Another interesting part of the book which is barely mentioned in other accounts about the Atlantis went to the isolated Kerguelen Island and ran aground. Mohr describes how seriously damaged the ship was and this nearly ended their war career there. The last part of the book is the most exciting, where Mohr describes the sinking of the Atlantis by the British cruiser Devonshire in November and how he eventually made it back to France aboard an Italian submarine. Overall, this was a thoroughly enjoyable naval memoir and while it could stand to be updated with an appendix or map, it still packs far more veritas than many of the hastily-thrown-together Second World War memoirs we see appearing these days.
It was surely preferable for an Allied merchant ship to be engaged by a chameleon like Ship Sixteen captained by Bernard Rogge and his ADC Ulrich Mohr than a U Boat, since they were usually given a chance to surrender when the "German Raider" identity was revealed within firing range. There was a learning process here. Rogge originally tried a shot across the bows but found that they continued to send radio SOS messages. He then tried ordering them to halt and not broadcast but that usually didn't work either (they turned to escape and continued to send SOS messages) so eventually he showed a large illuminated message quickly followed by shellfire against the radio room if there was any evasive action or broadcasting.
In any event Rogge's ship kept changing its identity with flags, lettering, paint, wooden structural alterations etc. to look for the most realistic matches with ships registered around the world and eventually managed to sink more Allied shipping (21 ships over 661 days) than any other surface ship. An interesting feature was Rogge's "Admiral Colombo" wall map of the Indian Ocean, with the subtitle "Think like your opposite number". He spent a good deal of time making reasonable assumptions about the whereabouts of Ship Sixteen based on existing knowledge and making sure he was somewhere else.

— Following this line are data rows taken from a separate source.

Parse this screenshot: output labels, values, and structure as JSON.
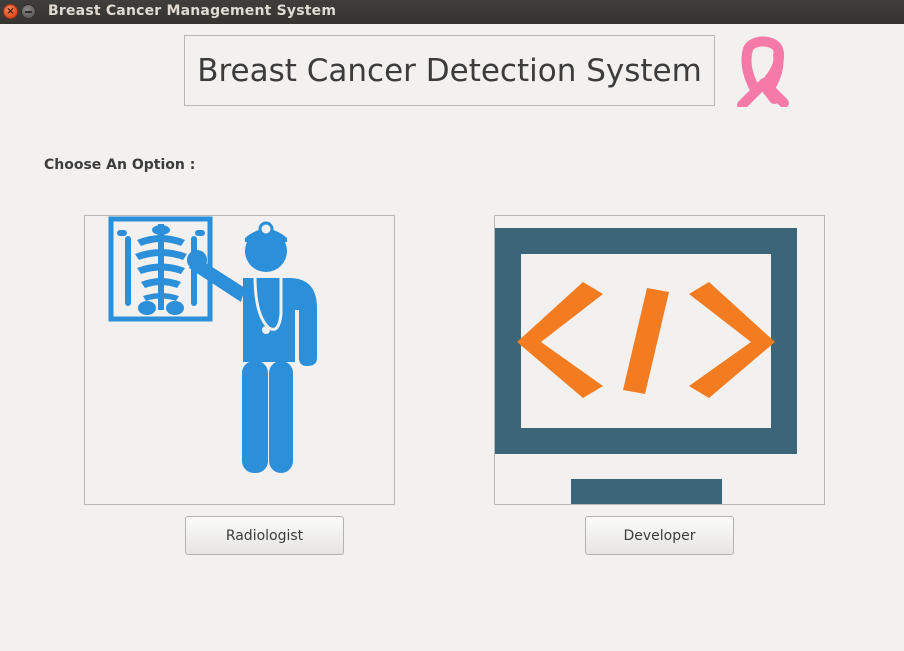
{
  "window": {
    "title": "Breast Cancer Management System"
  },
  "header": {
    "title": "Breast Cancer Detection System"
  },
  "prompt": {
    "label": "Choose An Option :"
  },
  "options": [
    {
      "label": "Radiologist",
      "icon": "radiologist-xray-icon"
    },
    {
      "label": "Developer",
      "icon": "code-monitor-icon"
    }
  ],
  "colors": {
    "ribbon": "#f57aa8",
    "radiologist_blue": "#2b8fd9",
    "monitor_slate": "#3b6679",
    "code_orange": "#f37b20"
  }
}
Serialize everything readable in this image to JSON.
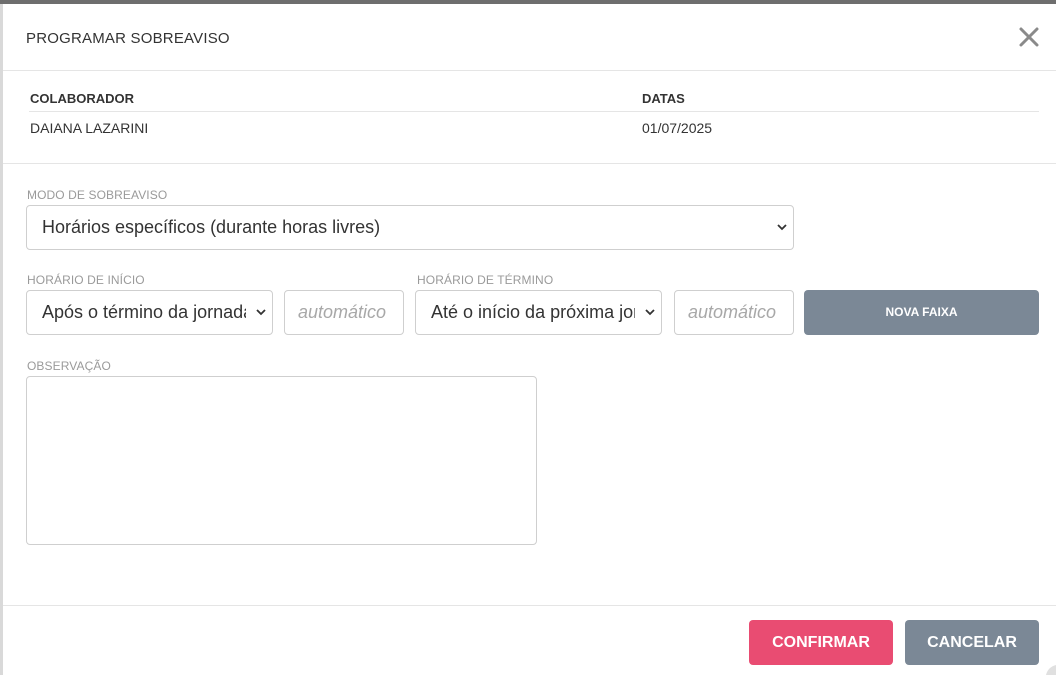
{
  "dialog": {
    "title": "PROGRAMAR SOBREAVISO"
  },
  "info": {
    "collaborator_label": "COLABORADOR",
    "collaborator_value": "DAIANA LAZARINI",
    "dates_label": "DATAS",
    "dates_value": "01/07/2025"
  },
  "form": {
    "mode_label": "MODO DE SOBREAVISO",
    "mode_value": "Horários específicos (durante horas livres)",
    "start_label": "HORÁRIO DE INÍCIO",
    "start_select_value": "Após o término da jornada",
    "start_time_placeholder": "automático",
    "end_label": "HORÁRIO DE TÉRMINO",
    "end_select_value": "Até o início da próxima jornada",
    "end_time_placeholder": "automático",
    "new_range_label": "NOVA FAIXA",
    "notes_label": "OBSERVAÇÃO"
  },
  "footer": {
    "confirm_label": "CONFIRMAR",
    "cancel_label": "CANCELAR"
  },
  "colors": {
    "confirm": "#e94c72",
    "secondary": "#7b8896"
  },
  "icons": {
    "close": "close-icon",
    "chevron": "chevron-down-icon"
  }
}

The book almost reads like a novel (better really) especially the episode when they were almost shipwrecked on the remote Kerguelen Islands near the Antarctic circle.